The Longhorns' little guy was scoring points in bunches and the Sooners' big man was clouded by a concussion sustained in the first half.
Abrams' burst of 16 straight points over the final 8 minutes and the injury to one of the best players in the country were too much for the No. 2 Sooners to overcome in a 73-68 Texas victory that stopped Oklahoma's 13-game winning streak.
The loss also likely spoiled the Sooners' chance at grabbing their first No. 1 ranking since 1990.
"I feel like with Blake playing it would have been a different game and I feel like with him we would have won," said Oklahoma's freshman guard Willie Warren, who led the Sooners with 27 points.
But Griffin played only 11 minutes, all in the first half, and the Big 12's leading scorer and rebounder finished with two points and three rebounds. It appeared Griffin turned on the baseline to take a shot and ran into the open hand of 300-pound Texas forward Dexter Pittman. He left the game with about 4 minutes left in the half and didn't return.
"Those are two strong guys.

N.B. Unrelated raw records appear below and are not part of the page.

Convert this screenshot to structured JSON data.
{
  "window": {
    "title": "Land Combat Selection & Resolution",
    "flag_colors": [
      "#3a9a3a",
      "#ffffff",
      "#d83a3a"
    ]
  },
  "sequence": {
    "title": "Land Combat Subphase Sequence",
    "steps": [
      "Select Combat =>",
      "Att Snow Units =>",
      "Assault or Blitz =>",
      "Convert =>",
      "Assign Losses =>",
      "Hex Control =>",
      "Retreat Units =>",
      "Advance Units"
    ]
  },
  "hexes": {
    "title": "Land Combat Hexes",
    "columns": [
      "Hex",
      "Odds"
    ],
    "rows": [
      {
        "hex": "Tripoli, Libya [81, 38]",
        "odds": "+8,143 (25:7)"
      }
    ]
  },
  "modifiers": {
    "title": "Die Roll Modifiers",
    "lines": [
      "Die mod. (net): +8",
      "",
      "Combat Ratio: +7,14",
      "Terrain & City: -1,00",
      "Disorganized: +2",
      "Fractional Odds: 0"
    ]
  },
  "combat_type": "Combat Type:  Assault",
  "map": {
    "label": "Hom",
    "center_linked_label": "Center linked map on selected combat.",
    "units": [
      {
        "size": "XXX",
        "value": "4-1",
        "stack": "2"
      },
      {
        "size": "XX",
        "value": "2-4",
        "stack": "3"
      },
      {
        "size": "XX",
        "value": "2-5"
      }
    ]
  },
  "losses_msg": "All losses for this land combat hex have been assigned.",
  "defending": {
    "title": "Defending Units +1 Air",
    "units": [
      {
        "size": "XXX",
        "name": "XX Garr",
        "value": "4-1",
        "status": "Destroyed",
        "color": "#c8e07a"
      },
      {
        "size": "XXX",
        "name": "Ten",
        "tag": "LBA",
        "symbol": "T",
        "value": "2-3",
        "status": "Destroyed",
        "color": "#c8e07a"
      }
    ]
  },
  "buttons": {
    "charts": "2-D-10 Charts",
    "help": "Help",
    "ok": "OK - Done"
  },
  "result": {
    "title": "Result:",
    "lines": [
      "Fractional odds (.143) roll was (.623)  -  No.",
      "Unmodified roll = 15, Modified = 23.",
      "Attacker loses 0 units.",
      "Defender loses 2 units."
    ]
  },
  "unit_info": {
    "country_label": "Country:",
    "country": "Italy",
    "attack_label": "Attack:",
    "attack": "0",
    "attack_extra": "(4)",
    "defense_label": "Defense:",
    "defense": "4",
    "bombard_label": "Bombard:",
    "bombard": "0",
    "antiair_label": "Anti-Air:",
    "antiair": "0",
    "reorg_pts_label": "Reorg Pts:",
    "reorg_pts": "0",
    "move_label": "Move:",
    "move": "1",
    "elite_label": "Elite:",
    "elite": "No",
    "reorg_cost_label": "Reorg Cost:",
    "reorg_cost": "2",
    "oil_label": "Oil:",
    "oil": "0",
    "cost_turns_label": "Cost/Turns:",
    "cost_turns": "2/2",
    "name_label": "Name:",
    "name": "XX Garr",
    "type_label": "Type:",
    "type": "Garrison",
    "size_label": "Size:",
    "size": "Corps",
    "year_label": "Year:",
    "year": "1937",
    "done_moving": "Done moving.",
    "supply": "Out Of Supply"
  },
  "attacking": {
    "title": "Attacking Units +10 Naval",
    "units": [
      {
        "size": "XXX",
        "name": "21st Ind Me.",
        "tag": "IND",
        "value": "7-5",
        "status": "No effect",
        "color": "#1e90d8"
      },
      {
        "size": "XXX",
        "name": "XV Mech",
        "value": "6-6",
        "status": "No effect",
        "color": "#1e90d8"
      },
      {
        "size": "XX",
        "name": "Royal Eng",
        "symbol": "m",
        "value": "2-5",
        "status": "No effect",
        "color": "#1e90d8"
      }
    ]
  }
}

When they hit, that's a big enough collision right there," Texas coach Rick Barnes said.
Warren hit six 3-pointers to lead Oklahoma (25-2, 11-1 Big 12). Abrams finished with 23 points and Damion James scored 16 for the Longhorns ( 18-8, 7-5).
Abrams started his run of consecutive points with a 3-pointer that put Texas up 56-50. He finished it with another 3 over two defenders to put the Longhorns up 69-65 with 1:17 to play.
"I talked to him a bit and asked him if he could stop hitting shots to help us out a bit, but he didn't listen," Warren said.
After the Sooners cut the lead to one on Juan Patillo's putback layup, Pittman grabbed an offensive rebound before powering over three Sooners for the basket. Oklahoma's Tony Crocker missed a 3-pointer to tie before Abrams drew a foul and made his two free throws.
Warren, the Big 12's top scoring freshman, did his best to carry the Sooners on the court where he won a Texas state high school championship last season. He was 10 of 20 from the floor and his six assists but it was clear the Sooners missed their leader Griffin.
"He had a great night," Abrams said of Warren. "My mindset isn't to outshoot him, but just to contain him."
Texas came in desperate for a win after losing four of its last six and the game quickly picked up the intensity and physical play of the Longhorns' and Sooners' football rivalry. Griffin knocked down the wispy Abrams just 10 seconds into the game to pick up his first foul.
"Yeah, it was physical down there, there was a lot of contact," James said.
Griffin soon picked up another foul and had already spent about 5 minutes of the half on the bench before he got hurt. He went back to the bench and sat there with a cotton swab stuffed into his left nostril. At halftime, while his teammates ran off the court, Griffin staggered toward the locker room as a trainer held his right arm. He sat on the bench the entire second half.
"I don't know what happened," Oklahoma coach Jeff Capel said.
It was unclear when Griffin would return. The Sooners play Monday night at home against Kansas. Asked if Griffin wanted to return to the game, Capel said, "He didn't come to me ... this was a decision by the doctors."
After Texas built a 41-29 lead early in the second, Oklahoma stormed back with a 14-0 run and led 43-41 on consecutive baskets by Patillo. Two more 3s by Warren put Oklahoma up 61-56 with 5 minutes to play. Even that came with some drama as Warren collapsed to the floor writhing in pain and trainers ran onto the court to work out cramps in his left calf.
That's when Abrams wrapped it up with the long shots of his own. His third 3 put Texas up 66-64, a lead the Longhorns wouldn't give away.
"You could say this gives us new life," James said. "We really wanted to turn this thing around."